Kris Letang suspended one game for Game 3 hit on Marcus Johansson


Kris Letang suspended one game for Game 3 hit on Marcus Johansson

Pittsburgh Penguins defenseman Kris Letang wills erve a one-game suspension for his late, high hit on Capitals' forward Marcus Johansson in the first period of Game 3, the NHL announced on Tuesday afternoon.

As Johansson attempted to push the puck toward the Penguins' net, three players closed in on him.

As the puck scooted toward the boards, Letang led with his shoulders, leaving his feet and drilling Johansson in the head.

Letang was sent to the penalty box and Johansson was taken to the locker room, where he was cleared for a return.

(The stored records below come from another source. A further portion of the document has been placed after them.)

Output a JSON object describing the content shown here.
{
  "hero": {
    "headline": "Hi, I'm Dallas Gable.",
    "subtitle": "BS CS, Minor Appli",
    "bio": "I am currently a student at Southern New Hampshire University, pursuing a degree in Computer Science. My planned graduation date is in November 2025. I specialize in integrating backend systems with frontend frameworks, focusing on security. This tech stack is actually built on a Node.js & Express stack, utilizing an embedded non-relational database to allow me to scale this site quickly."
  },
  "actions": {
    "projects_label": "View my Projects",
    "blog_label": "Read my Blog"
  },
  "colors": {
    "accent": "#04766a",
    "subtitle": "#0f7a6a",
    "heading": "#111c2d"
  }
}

Johasson was not however, a participant in Capitals' practice on Tuesday morning.

Following Brooks Orpik's hit on Olli Maatta in Game 2, which garnered a three-game suspension, there was much debate as to what punishment Letang would receive.

But after a hearing with the NHL on Tuesday morning, it was determined that Letang's hit was only worth a one-game suspension.

Justin Schultz is the likely candidate to dress in Letang's place. The Penguins were significantly worse without Letang during the regular season.

The team went 2-8-1 in the 11 games he missed during the regular season. The team had a -10 goal differential in those 11 games and were just 4-for-30 on the power play without Letang.

Letang will miss Game 4, which takes place on Wednesday night at 8:15 p.m. ET in Pittsburgh.